Entries taken from a collection
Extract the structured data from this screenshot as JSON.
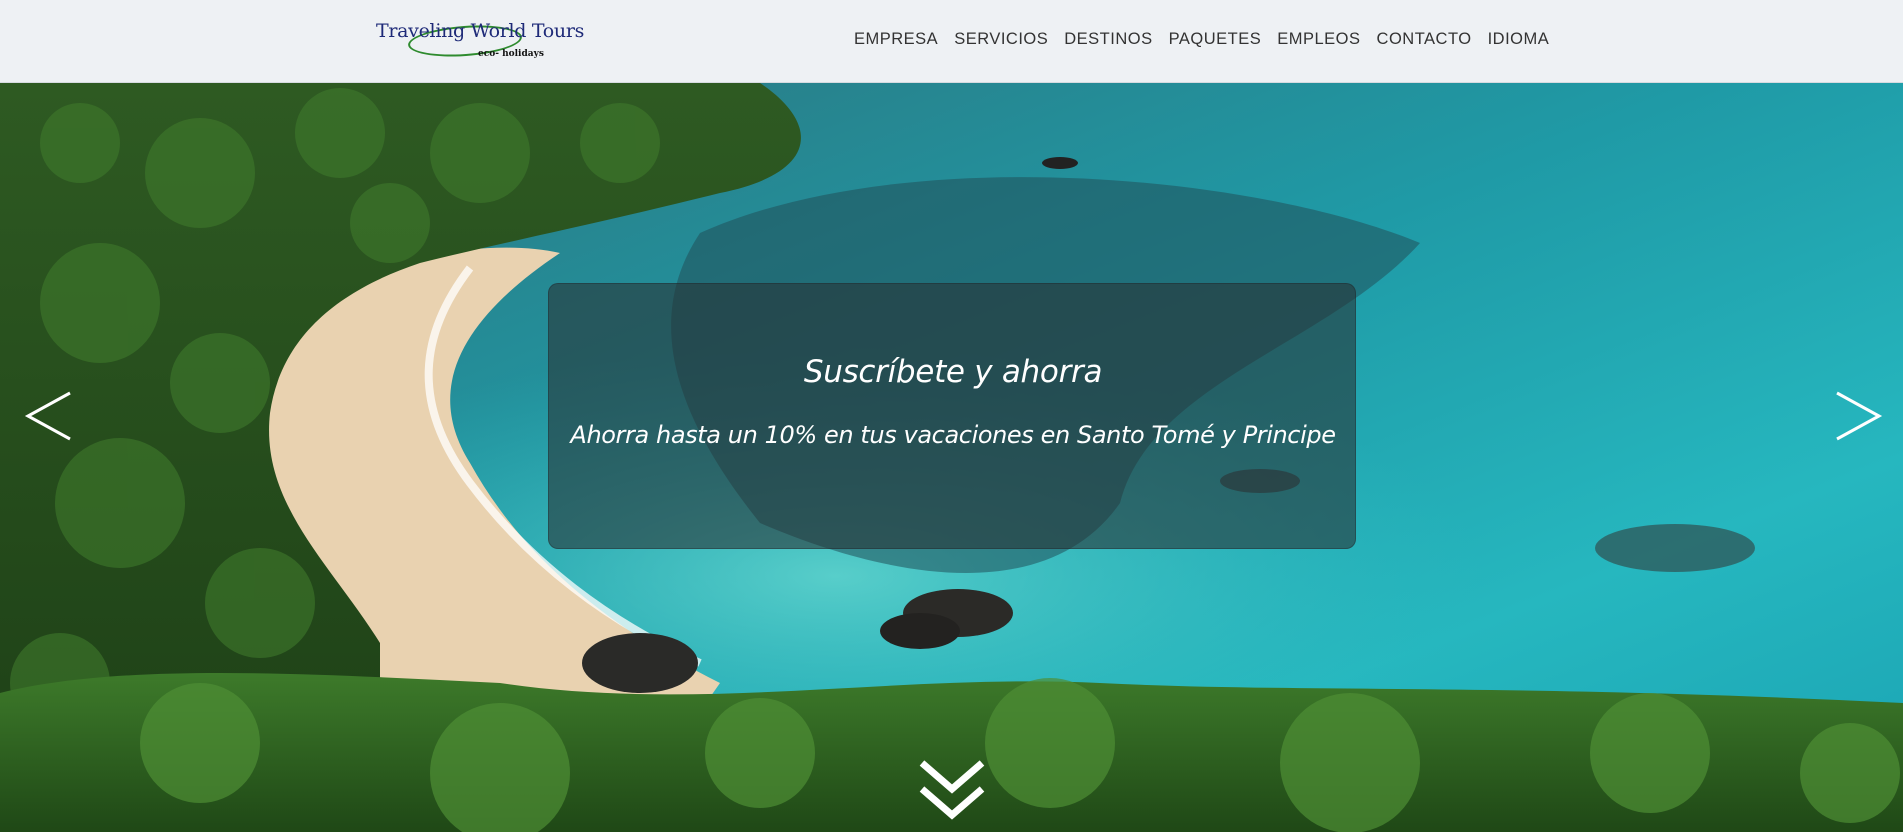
{
  "brand": {
    "name": "Traveling World Tours",
    "tagline": "eco- holidays",
    "colors": {
      "title": "#1e2a78",
      "ellipse": "#2e8b2e"
    }
  },
  "nav": {
    "items": [
      {
        "label": "EMPRESA"
      },
      {
        "label": "SERVICIOS"
      },
      {
        "label": "DESTINOS"
      },
      {
        "label": "PAQUETES"
      },
      {
        "label": "EMPLEOS"
      },
      {
        "label": "CONTACTO"
      },
      {
        "label": "IDIOMA"
      }
    ]
  },
  "hero": {
    "image": "tropical-beach-aerial",
    "caption": {
      "title": "Suscríbete y ahorra",
      "text": "Ahorra hasta un 10% en tus vacaciones en Santo Tomé y Principe"
    },
    "prev_icon": "chevron-left-icon",
    "next_icon": "chevron-right-icon",
    "scroll_icon": "double-chevron-down-icon"
  }
}
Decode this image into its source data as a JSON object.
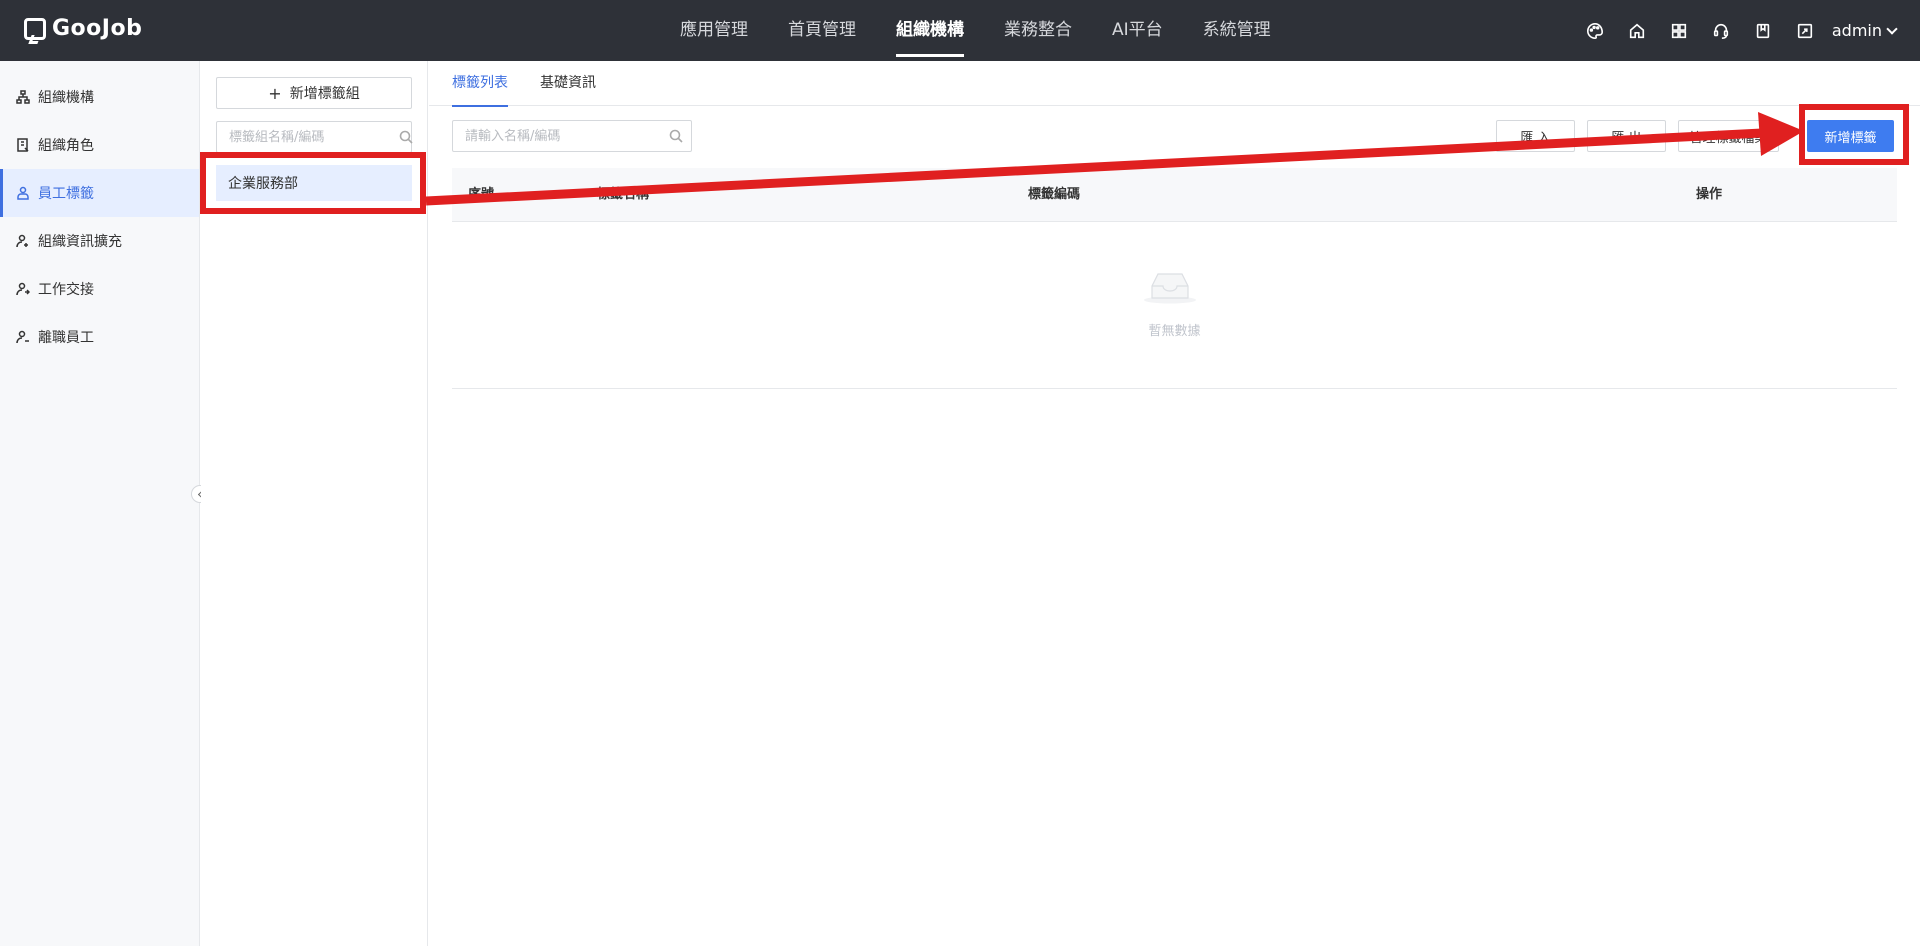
{
  "app": {
    "logo_text": "GooJob"
  },
  "topnav": {
    "items": [
      {
        "label": "應用管理"
      },
      {
        "label": "首頁管理"
      },
      {
        "label": "組織機構"
      },
      {
        "label": "業務整合"
      },
      {
        "label": "AI平台"
      },
      {
        "label": "系統管理"
      }
    ],
    "active": "組織機構"
  },
  "topbar": {
    "icons": [
      "palette-icon",
      "home-icon",
      "apps-grid-icon",
      "support-icon",
      "book-icon",
      "export-icon"
    ],
    "user": "admin"
  },
  "sidebar": {
    "items": [
      {
        "label": "組織機構",
        "icon": "org-tree-icon"
      },
      {
        "label": "組織角色",
        "icon": "role-badge-icon"
      },
      {
        "label": "員工標籤",
        "icon": "employee-tag-icon"
      },
      {
        "label": "組織資訊擴充",
        "icon": "user-extend-icon"
      },
      {
        "label": "工作交接",
        "icon": "user-handover-icon"
      },
      {
        "label": "離職員工",
        "icon": "user-resign-icon"
      }
    ],
    "active": "員工標籤"
  },
  "group_panel": {
    "add_button": "新增標籤組",
    "search_placeholder": "標籤組名稱/編碼",
    "groups": [
      {
        "label": "企業服務部"
      }
    ]
  },
  "main": {
    "tabs": [
      {
        "label": "標籤列表"
      },
      {
        "label": "基礎資訊"
      }
    ],
    "active_tab": "標籤列表",
    "search_placeholder": "請輸入名稱/編碼",
    "toolbar": {
      "import": "匯 入",
      "export": "匯 出",
      "manage": "管理標籤檔案",
      "add_tag": "新增標籤"
    },
    "table": {
      "columns": [
        "序號",
        "標籤名稱",
        "標籤編碼",
        "操作"
      ],
      "rows": [],
      "empty_text": "暫無數據"
    }
  },
  "colors": {
    "topbar": "#2e3138",
    "accent": "#3e6fe0",
    "primary_button": "#3e7cf0",
    "annotation": "#e02020"
  }
}
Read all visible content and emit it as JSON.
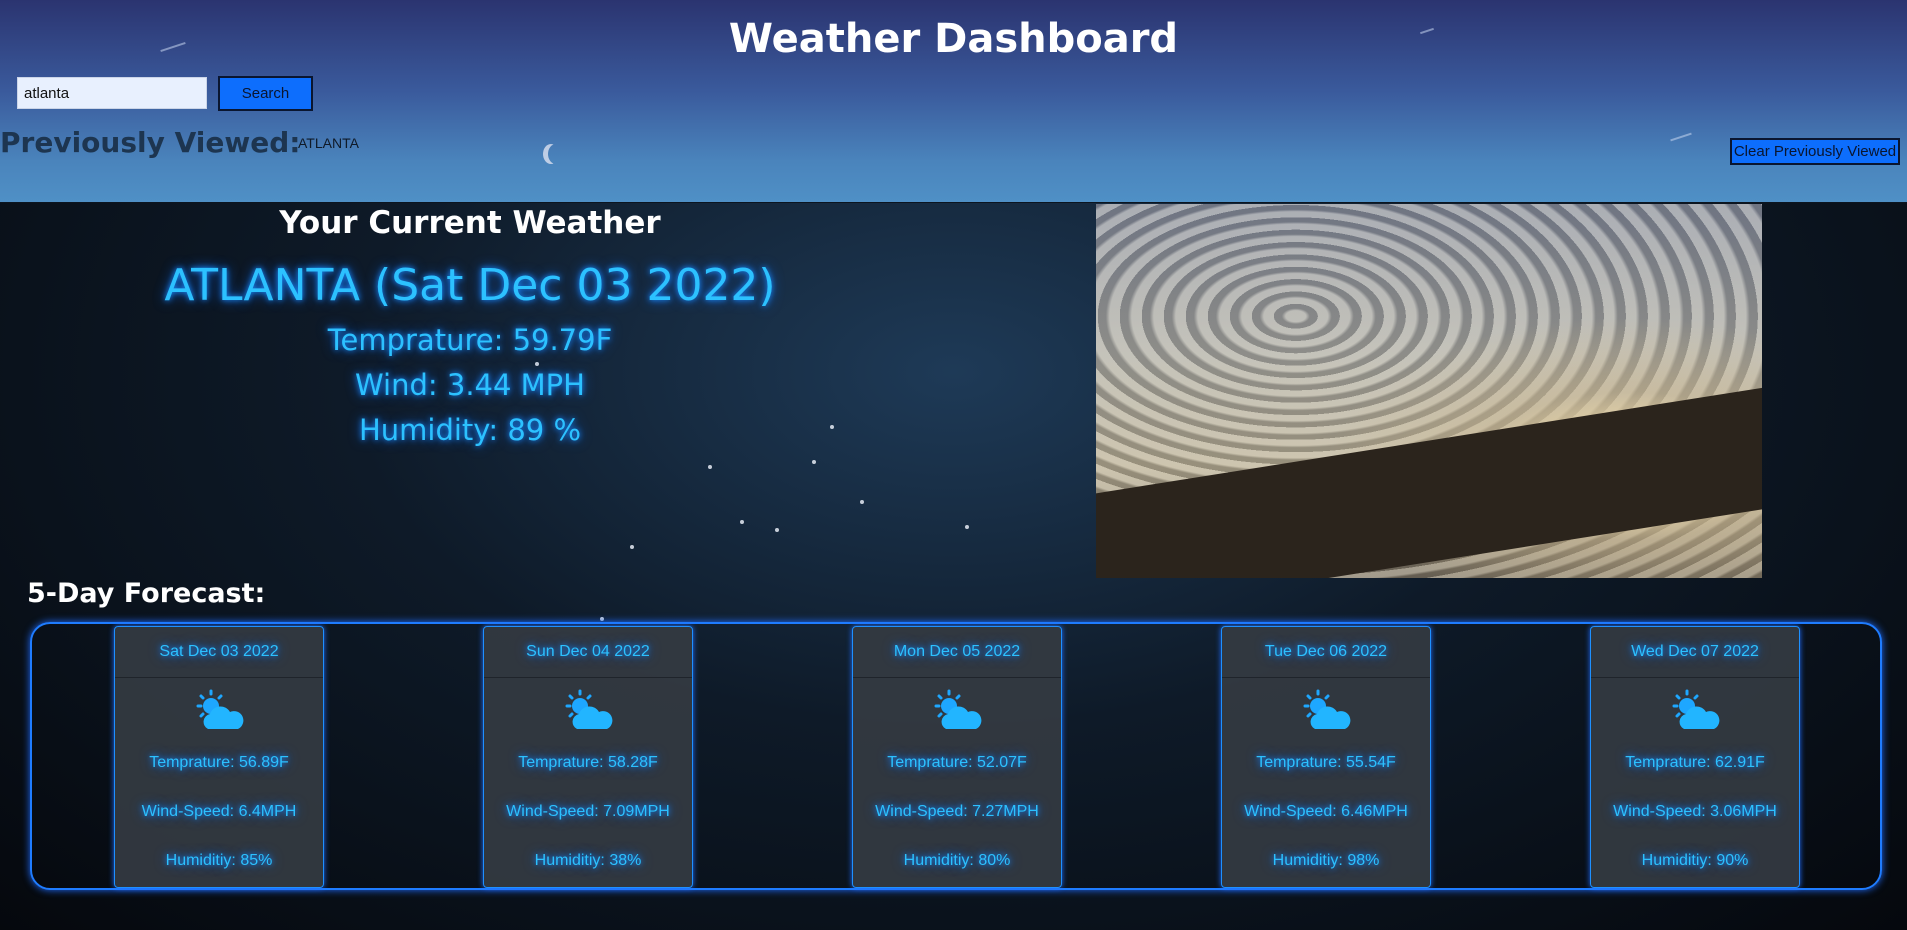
{
  "header": {
    "title": "Weather Dashboard",
    "search": {
      "value": "atlanta",
      "button_label": "Search"
    },
    "previously_viewed": {
      "label": "Previously Viewed:",
      "items": [
        "ATLANTA"
      ]
    },
    "clear_label": "Clear Previously Viewed"
  },
  "current": {
    "heading": "Your Current Weather",
    "city_date": "ATLANTA (Sat Dec 03 2022)",
    "temperature": "Temprature: 59.79F",
    "wind": "Wind: 3.44 MPH",
    "humidity": "Humidity: 89 %"
  },
  "forecast": {
    "title": "5-Day Forecast:",
    "days": [
      {
        "date": "Sat Dec 03 2022",
        "icon": "partly-cloudy-icon",
        "temp": "Temprature: 56.89F",
        "wind": "Wind-Speed: 6.4MPH",
        "humidity": "Humiditiy: 85%"
      },
      {
        "date": "Sun Dec 04 2022",
        "icon": "partly-cloudy-icon",
        "temp": "Temprature: 58.28F",
        "wind": "Wind-Speed: 7.09MPH",
        "humidity": "Humiditiy: 38%"
      },
      {
        "date": "Mon Dec 05 2022",
        "icon": "partly-cloudy-icon",
        "temp": "Temprature: 52.07F",
        "wind": "Wind-Speed: 7.27MPH",
        "humidity": "Humiditiy: 80%"
      },
      {
        "date": "Tue Dec 06 2022",
        "icon": "partly-cloudy-icon",
        "temp": "Temprature: 55.54F",
        "wind": "Wind-Speed: 6.46MPH",
        "humidity": "Humiditiy: 98%"
      },
      {
        "date": "Wed Dec 07 2022",
        "icon": "partly-cloudy-icon",
        "temp": "Temprature: 62.91F",
        "wind": "Wind-Speed: 3.06MPH",
        "humidity": "Humiditiy: 90%"
      }
    ]
  },
  "colors": {
    "accent": "#2cc1ff",
    "button": "#0d6efd",
    "card_border": "#1e90ff"
  }
}
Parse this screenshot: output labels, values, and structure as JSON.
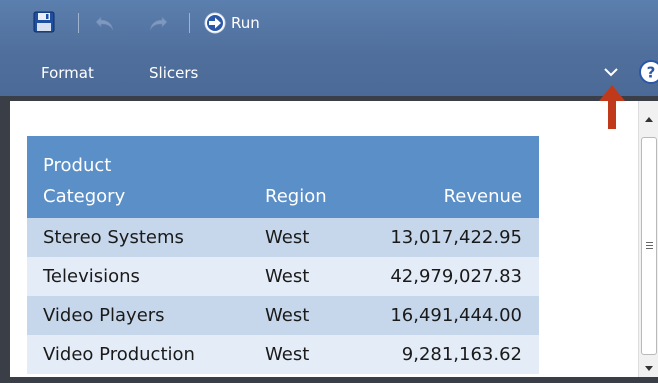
{
  "toolbar": {
    "run_label": "Run",
    "icons": [
      "save-icon",
      "undo-icon",
      "redo-icon",
      "run-icon"
    ]
  },
  "tabs": [
    {
      "label": "Format"
    },
    {
      "label": "Slicers"
    }
  ],
  "ribbon_controls": {
    "icons": [
      "chevron-down-icon",
      "help-icon"
    ]
  },
  "colors": {
    "ribbon": "#506f9c",
    "header": "#5b8fc8",
    "row_odd": "#c6d7ec",
    "row_even": "#e4ecf7",
    "annotation": "#c0391b"
  },
  "report": {
    "columns": [
      {
        "line1": "Product",
        "line2": "Category"
      },
      {
        "line1": "",
        "line2": "Region"
      },
      {
        "line1": "",
        "line2": "Revenue"
      }
    ],
    "rows": [
      {
        "category": "Stereo Systems",
        "region": "West",
        "revenue": "13,017,422.95"
      },
      {
        "category": "Televisions",
        "region": "West",
        "revenue": "42,979,027.83"
      },
      {
        "category": "Video Players",
        "region": "West",
        "revenue": "16,491,444.00"
      },
      {
        "category": "Video Production",
        "region": "West",
        "revenue": "9,281,163.62"
      }
    ]
  }
}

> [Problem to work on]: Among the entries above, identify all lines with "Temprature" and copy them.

> [Expected output]:
    "temperature": "Temprature: 59.79F",
        "temp": "Temprature: 56.89F",
        "temp": "Temprature: 58.28F",
        "temp": "Temprature: 52.07F",
        "temp": "Temprature: 55.54F",
        "temp": "Temprature: 62.91F",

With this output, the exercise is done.